Peace in Ireland was not achieved when the Irish Free State came into being. Instead, the Anglo-Irish treaty of 1922 saw the start of the Irish civil war between the new nation’s provisional government and the Irish republican army.

On the 100th anniversary of the treaty and the Free State, our panel will discuss whether civil war was inevitable and how its impacts are still being felt to this day.

Joining the discussion will be author Jan Carson, whose latest book, The Raptures, is set during The Troubles, and Julieann Campbell, writer of On Bloody Sunday: A New History of the Day and its Aftermath by the People Who Were There.

About The Authors

Headshot of Author Jan Carson, a blond woman in a floral blouse stood in front of a wall of colourful graffiti

Jan Carson

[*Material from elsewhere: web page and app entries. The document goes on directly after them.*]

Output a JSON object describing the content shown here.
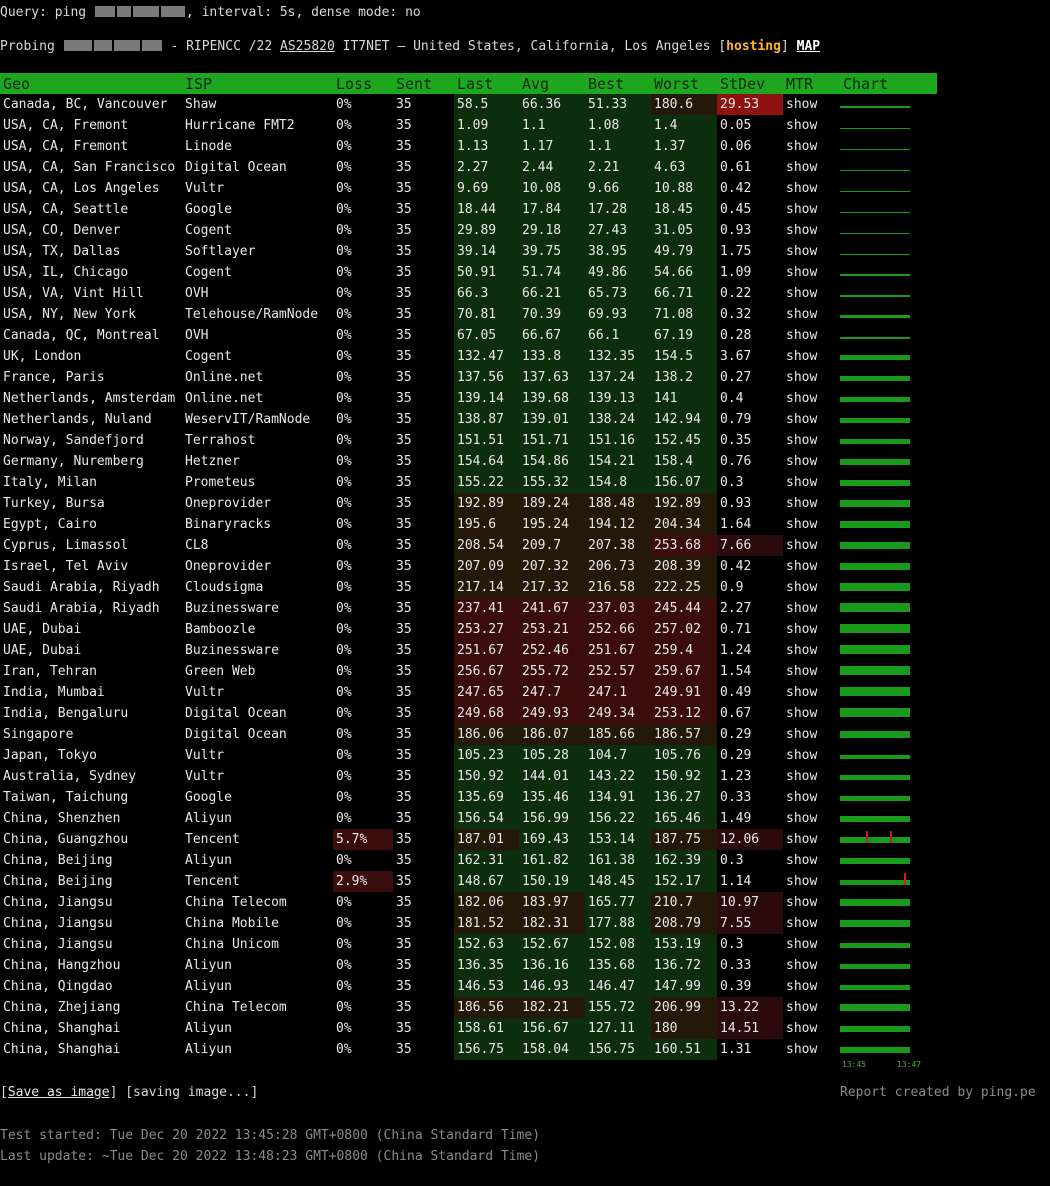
{
  "query": {
    "prefix": "Query: ping ",
    "suffix": ", interval: 5s, dense mode: no"
  },
  "probe": {
    "prefix": "Probing ",
    "network": " - RIPENCC /22 ",
    "asn": "AS25820",
    "org_location": " IT7NET — United States, California, Los Angeles ",
    "lbr": "[",
    "hosting": "hosting",
    "rbr": "]",
    "map": "MAP"
  },
  "headers": [
    "Geo",
    "ISP",
    "Loss",
    "Sent",
    "Last",
    "Avg",
    "Best",
    "Worst",
    "StDev",
    "MTR",
    "Chart"
  ],
  "rows": [
    [
      "Canada, BC, Vancouver",
      "Shaw",
      "0%",
      "35",
      "58.5",
      "66.36",
      "51.33",
      "180.6",
      "29.53"
    ],
    [
      "USA, CA, Fremont",
      "Hurricane FMT2",
      "0%",
      "35",
      "1.09",
      "1.1",
      "1.08",
      "1.4",
      "0.05"
    ],
    [
      "USA, CA, Fremont",
      "Linode",
      "0%",
      "35",
      "1.13",
      "1.17",
      "1.1",
      "1.37",
      "0.06"
    ],
    [
      "USA, CA, San Francisco",
      "Digital Ocean",
      "0%",
      "35",
      "2.27",
      "2.44",
      "2.21",
      "4.63",
      "0.61"
    ],
    [
      "USA, CA, Los Angeles",
      "Vultr",
      "0%",
      "35",
      "9.69",
      "10.08",
      "9.66",
      "10.88",
      "0.42"
    ],
    [
      "USA, CA, Seattle",
      "Google",
      "0%",
      "35",
      "18.44",
      "17.84",
      "17.28",
      "18.45",
      "0.45"
    ],
    [
      "USA, CO, Denver",
      "Cogent",
      "0%",
      "35",
      "29.89",
      "29.18",
      "27.43",
      "31.05",
      "0.93"
    ],
    [
      "USA, TX, Dallas",
      "Softlayer",
      "0%",
      "35",
      "39.14",
      "39.75",
      "38.95",
      "49.79",
      "1.75"
    ],
    [
      "USA, IL, Chicago",
      "Cogent",
      "0%",
      "35",
      "50.91",
      "51.74",
      "49.86",
      "54.66",
      "1.09"
    ],
    [
      "USA, VA, Vint Hill",
      "OVH",
      "0%",
      "35",
      "66.3",
      "66.21",
      "65.73",
      "66.71",
      "0.22"
    ],
    [
      "USA, NY, New York",
      "Telehouse/RamNode",
      "0%",
      "35",
      "70.81",
      "70.39",
      "69.93",
      "71.08",
      "0.32"
    ],
    [
      "Canada, QC, Montreal",
      "OVH",
      "0%",
      "35",
      "67.05",
      "66.67",
      "66.1",
      "67.19",
      "0.28"
    ],
    [
      "UK, London",
      "Cogent",
      "0%",
      "35",
      "132.47",
      "133.8",
      "132.35",
      "154.5",
      "3.67"
    ],
    [
      "France, Paris",
      "Online.net",
      "0%",
      "35",
      "137.56",
      "137.63",
      "137.24",
      "138.2",
      "0.27"
    ],
    [
      "Netherlands, Amsterdam",
      "Online.net",
      "0%",
      "35",
      "139.14",
      "139.68",
      "139.13",
      "141",
      "0.4"
    ],
    [
      "Netherlands, Nuland",
      "WeservIT/RamNode",
      "0%",
      "35",
      "138.87",
      "139.01",
      "138.24",
      "142.94",
      "0.79"
    ],
    [
      "Norway, Sandefjord",
      "Terrahost",
      "0%",
      "35",
      "151.51",
      "151.71",
      "151.16",
      "152.45",
      "0.35"
    ],
    [
      "Germany, Nuremberg",
      "Hetzner",
      "0%",
      "35",
      "154.64",
      "154.86",
      "154.21",
      "158.4",
      "0.76"
    ],
    [
      "Italy, Milan",
      "Prometeus",
      "0%",
      "35",
      "155.22",
      "155.32",
      "154.8",
      "156.07",
      "0.3"
    ],
    [
      "Turkey, Bursa",
      "Oneprovider",
      "0%",
      "35",
      "192.89",
      "189.24",
      "188.48",
      "192.89",
      "0.93"
    ],
    [
      "Egypt, Cairo",
      "Binaryracks",
      "0%",
      "35",
      "195.6",
      "195.24",
      "194.12",
      "204.34",
      "1.64"
    ],
    [
      "Cyprus, Limassol",
      "CL8",
      "0%",
      "35",
      "208.54",
      "209.7",
      "207.38",
      "253.68",
      "7.66"
    ],
    [
      "Israel, Tel Aviv",
      "Oneprovider",
      "0%",
      "35",
      "207.09",
      "207.32",
      "206.73",
      "208.39",
      "0.42"
    ],
    [
      "Saudi Arabia, Riyadh",
      "Cloudsigma",
      "0%",
      "35",
      "217.14",
      "217.32",
      "216.58",
      "222.25",
      "0.9"
    ],
    [
      "Saudi Arabia, Riyadh",
      "Buzinessware",
      "0%",
      "35",
      "237.41",
      "241.67",
      "237.03",
      "245.44",
      "2.27"
    ],
    [
      "UAE, Dubai",
      "Bamboozle",
      "0%",
      "35",
      "253.27",
      "253.21",
      "252.66",
      "257.02",
      "0.71"
    ],
    [
      "UAE, Dubai",
      "Buzinessware",
      "0%",
      "35",
      "251.67",
      "252.46",
      "251.67",
      "259.4",
      "1.24"
    ],
    [
      "Iran, Tehran",
      "Green Web",
      "0%",
      "35",
      "256.67",
      "255.72",
      "252.57",
      "259.67",
      "1.54"
    ],
    [
      "India, Mumbai",
      "Vultr",
      "0%",
      "35",
      "247.65",
      "247.7",
      "247.1",
      "249.91",
      "0.49"
    ],
    [
      "India, Bengaluru",
      "Digital Ocean",
      "0%",
      "35",
      "249.68",
      "249.93",
      "249.34",
      "253.12",
      "0.67"
    ],
    [
      "Singapore",
      "Digital Ocean",
      "0%",
      "35",
      "186.06",
      "186.07",
      "185.66",
      "186.57",
      "0.29"
    ],
    [
      "Japan, Tokyo",
      "Vultr",
      "0%",
      "35",
      "105.23",
      "105.28",
      "104.7",
      "105.76",
      "0.29"
    ],
    [
      "Australia, Sydney",
      "Vultr",
      "0%",
      "35",
      "150.92",
      "144.01",
      "143.22",
      "150.92",
      "1.23"
    ],
    [
      "Taiwan, Taichung",
      "Google",
      "0%",
      "35",
      "135.69",
      "135.46",
      "134.91",
      "136.27",
      "0.33"
    ],
    [
      "China, Shenzhen",
      "Aliyun",
      "0%",
      "35",
      "156.54",
      "156.99",
      "156.22",
      "165.46",
      "1.49"
    ],
    [
      "China, Guangzhou",
      "Tencent",
      "5.7%",
      "35",
      "187.01",
      "169.43",
      "153.14",
      "187.75",
      "12.06"
    ],
    [
      "China, Beijing",
      "Aliyun",
      "0%",
      "35",
      "162.31",
      "161.82",
      "161.38",
      "162.39",
      "0.3"
    ],
    [
      "China, Beijing",
      "Tencent",
      "2.9%",
      "35",
      "148.67",
      "150.19",
      "148.45",
      "152.17",
      "1.14"
    ],
    [
      "China, Jiangsu",
      "China Telecom",
      "0%",
      "35",
      "182.06",
      "183.97",
      "165.77",
      "210.7",
      "10.97"
    ],
    [
      "China, Jiangsu",
      "China Mobile",
      "0%",
      "35",
      "181.52",
      "182.31",
      "177.88",
      "208.79",
      "7.55"
    ],
    [
      "China, Jiangsu",
      "China Unicom",
      "0%",
      "35",
      "152.63",
      "152.67",
      "152.08",
      "153.19",
      "0.3"
    ],
    [
      "China, Hangzhou",
      "Aliyun",
      "0%",
      "35",
      "136.35",
      "136.16",
      "135.68",
      "136.72",
      "0.33"
    ],
    [
      "China, Qingdao",
      "Aliyun",
      "0%",
      "35",
      "146.53",
      "146.93",
      "146.47",
      "147.99",
      "0.39"
    ],
    [
      "China, Zhejiang",
      "China Telecom",
      "0%",
      "35",
      "186.56",
      "182.21",
      "155.72",
      "206.99",
      "13.22"
    ],
    [
      "China, Shanghai",
      "Aliyun",
      "0%",
      "35",
      "158.61",
      "156.67",
      "127.11",
      "180",
      "14.51"
    ],
    [
      "China, Shanghai",
      "Aliyun",
      "0%",
      "35",
      "156.75",
      "158.04",
      "156.75",
      "160.51",
      "1.31"
    ]
  ],
  "mtr_label": "show",
  "chart_ticks": [
    "13:45",
    "13:47"
  ],
  "footer": {
    "save_link": "Save as image",
    "saving": "[saving image...]",
    "report": "Report created by ping.pe",
    "started": "Test started: Tue Dec 20 2022 13:45:28 GMT+0800 (China Standard Time)",
    "updated": "Last update: ~Tue Dec 20 2022 13:48:23 GMT+0800 (China Standard Time)"
  },
  "colors": {
    "header_bg": "#1ea61e",
    "mtr_link": "#27c427",
    "hosting": "#ffb52e",
    "loss_bg": "#3a0c0c",
    "stdev_high_bg": "#8c1212"
  }
}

Jan Carson is a writer and community arts facilitator based in Belfast. Her first novel, Malcolm Orange Disappears, was published in 2014 to critical acclaim, followed by a short-story collection, Children’s Children (2016), and two flash fiction anthologies, Postcard Stories (2017) and Postcard Stories 2 (2020). Her second novel, The Fire Starters (2019), won the EU Prize for Literature and was shortlisted for the Dalkey Novel of the Year Award. Her work has appeared in numerous journals and on BBC Radio 3 and 4. She has won the Harper’s Bazaar short-story competition and has been shortlisted for the BBC National Short Story Award and the Seán Ó Faoláin Short Story Prize. Darkly funny, highly inventive and deeply moving, her latest novel The Raptures is an unmissable novel of 2022. Jan specializes in running arts projects and events with older people, especially those living with dementia.

Headshot of Juliann Campbell

Julieann Campbell

An award-winning author, Julieann Campbell’s seventeen-year-old uncle, Jackie Duddy, was the first person to be killed on 30 January 1972. For more than a decade, Julieann has helped to document and archive the collective experiences of that day. A former Chair of the Bloody Sunday Trust, she also took on the role of family press officer a head of the Bloody Sunday Inquiry in 2010.

She is a PhD Researcher at Ulster University’s School of Law exploring impact of post-conflict storytelling and is on the board of the Pat Finucane Centre for Human Rights.